(Stored entries)
_ _ _ _ _ _ _

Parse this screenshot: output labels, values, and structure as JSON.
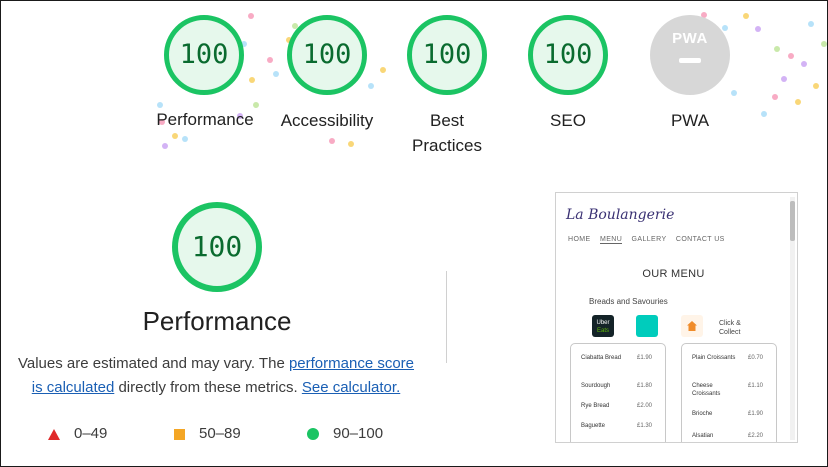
{
  "categories": [
    {
      "label": "Performance",
      "score": "100"
    },
    {
      "label": "Accessibility",
      "score": "100"
    },
    {
      "label": "Best Practices",
      "score": "100"
    },
    {
      "label": "SEO",
      "score": "100"
    },
    {
      "label": "PWA",
      "score": ""
    }
  ],
  "pwa_mark": "PWA",
  "detail": {
    "score": "100",
    "title": "Performance",
    "desc_prefix": "Values are estimated and may vary. The ",
    "desc_link1": "performance score is calculated",
    "desc_middle": " directly from these metrics. ",
    "desc_link2": "See calculator."
  },
  "legend": [
    {
      "range": "0–49",
      "icon": "triangle-icon",
      "color": "#e02a2a"
    },
    {
      "range": "50–89",
      "icon": "square-icon",
      "color": "#f4a625"
    },
    {
      "range": "90–100",
      "icon": "circle-icon",
      "color": "#1bc463"
    }
  ],
  "screenshot": {
    "brand": "La Boulangerie",
    "nav": [
      "HOME",
      "MENU",
      "GALLERY",
      "CONTACT US"
    ],
    "heading": "OUR MENU",
    "subheading": "Breads and Savouries",
    "uber_line1": "Uber",
    "uber_line2": "Eats",
    "click_collect_line1": "Click &",
    "click_collect_line2": "Collect",
    "left_menu": [
      {
        "name": "Ciabatta Bread",
        "price": "£1.90"
      },
      {
        "name": "Sourdough",
        "price": "£1.80"
      },
      {
        "name": "Rye Bread",
        "price": "£2.00"
      },
      {
        "name": "Baguette",
        "price": "£1.30"
      }
    ],
    "right_menu": [
      {
        "name": "Plain Croissants",
        "price": "£0.70"
      },
      {
        "name": "Cheese Croissants",
        "price": "£1.10"
      },
      {
        "name": "Brioche",
        "price": "£1.90"
      },
      {
        "name": "Alsatian",
        "price": "£2.20"
      }
    ]
  },
  "colors": {
    "pass": "#1bc463",
    "average": "#f4a625",
    "fail": "#e02a2a",
    "link": "#1a5fb4"
  }
}
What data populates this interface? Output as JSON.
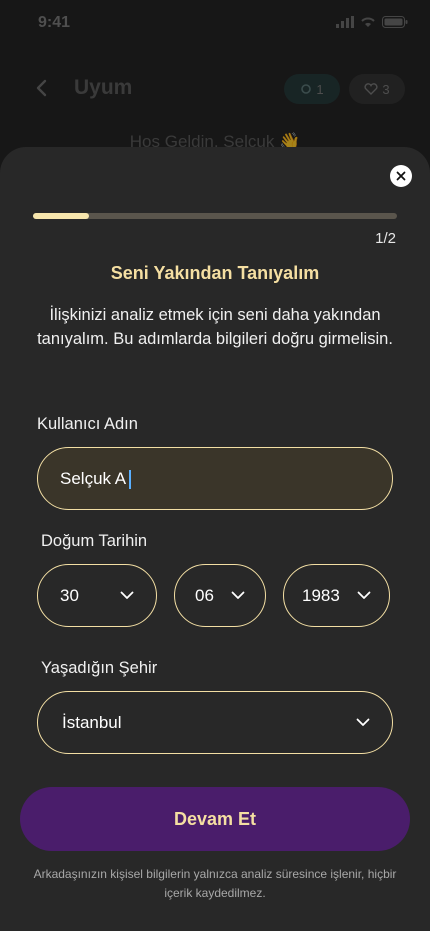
{
  "status_bar": {
    "time": "9:41"
  },
  "background": {
    "title": "Uyum",
    "pill_1": "1",
    "pill_2": "3",
    "welcome": "Hoş Geldin, Selçuk 👋"
  },
  "sheet": {
    "progress": {
      "fraction": 0.155,
      "label": "1/2"
    },
    "title": "Seni Yakından Tanıyalım",
    "description": "İlişkinizi analiz etmek için seni daha yakından tanıyalım. Bu adımlarda bilgileri doğru girmelisin.",
    "username": {
      "label": "Kullanıcı Adın",
      "value": "Selçuk A"
    },
    "birth_date": {
      "label": "Doğum Tarihin",
      "day": "30",
      "month": "06",
      "year": "1983"
    },
    "city": {
      "label": "Yaşadığın Şehir",
      "value": "İstanbul"
    },
    "continue_label": "Devam Et",
    "privacy_note": "Arkadaşınızın kişisel bilgilerin yalnızca analiz süresince işlenir, hiçbir içerik kaydedilmez."
  },
  "colors": {
    "accent": "#f5dfa2",
    "button": "#4a1d6b",
    "sheet_bg": "#282828"
  }
}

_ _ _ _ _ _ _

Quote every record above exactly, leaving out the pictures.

Your solution »
Parse this screenshot: output labels, values, and structure as JSON.
{
  "categories": [
    {
      "label": "Performance",
      "score": "100"
    },
    {
      "label": "Accessibility",
      "score": "100"
    },
    {
      "label": "Best Practices",
      "score": "100"
    },
    {
      "label": "SEO",
      "score": "100"
    },
    {
      "label": "PWA",
      "score": ""
    }
  ],
  "pwa_mark": "PWA",
  "detail": {
    "score": "100",
    "title": "Performance",
    "desc_prefix": "Values are estimated and may vary. The ",
    "desc_link1": "performance score is calculated",
    "desc_middle": " directly from these metrics. ",
    "desc_link2": "See calculator."
  },
  "legend": [
    {
      "range": "0–49",
      "icon": "triangle-icon",
      "color": "#e02a2a"
    },
    {
      "range": "50–89",
      "icon": "square-icon",
      "color": "#f4a625"
    },
    {
      "range": "90–100",
      "icon": "circle-icon",
      "color": "#1bc463"
    }
  ],
  "screenshot": {
    "brand": "La Boulangerie",
    "nav": [
      "HOME",
      "MENU",
      "GALLERY",
      "CONTACT US"
    ],
    "heading": "OUR MENU",
    "subheading": "Breads and Savouries",
    "uber_line1": "Uber",
    "uber_line2": "Eats",
    "click_collect_line1": "Click &",
    "click_collect_line2": "Collect",
    "left_menu": [
      {
        "name": "Ciabatta Bread",
        "price": "£1.90"
      },
      {
        "name": "Sourdough",
        "price": "£1.80"
      },
      {
        "name": "Rye Bread",
        "price": "£2.00"
      },
      {
        "name": "Baguette",
        "price": "£1.30"
      }
    ],
    "right_menu": [
      {
        "name": "Plain Croissants",
        "price": "£0.70"
      },
      {
        "name": "Cheese Croissants",
        "price": "£1.10"
      },
      {
        "name": "Brioche",
        "price": "£1.90"
      },
      {
        "name": "Alsatian",
        "price": "£2.20"
      }
    ]
  },
  "colors": {
    "pass": "#1bc463",
    "average": "#f4a625",
    "fail": "#e02a2a",
    "link": "#1a5fb4"
  }
}
What data populates this interface? Output as JSON.
{
  "status_bar": {
    "time": "9:41"
  },
  "background": {
    "title": "Uyum",
    "pill_1": "1",
    "pill_2": "3",
    "welcome": "Hoş Geldin, Selçuk 👋"
  },
  "sheet": {
    "progress": {
      "fraction": 0.155,
      "label": "1/2"
    },
    "title": "Seni Yakından Tanıyalım",
    "description": "İlişkinizi analiz etmek için seni daha yakından tanıyalım. Bu adımlarda bilgileri doğru girmelisin.",
    "username": {
      "label": "Kullanıcı Adın",
      "value": "Selçuk A"
    },
    "birth_date": {
      "label": "Doğum Tarihin",
      "day": "30",
      "month": "06",
      "year": "1983"
    },
    "city": {
      "label": "Yaşadığın Şehir",
      "value": "İstanbul"
    },
    "continue_label": "Devam Et",
    "privacy_note": "Arkadaşınızın kişisel bilgilerin yalnızca analiz süresince işlenir, hiçbir içerik kaydedilmez."
  },
  "colors": {
    "accent": "#f5dfa2",
    "button": "#4a1d6b",
    "sheet_bg": "#282828"
  }
}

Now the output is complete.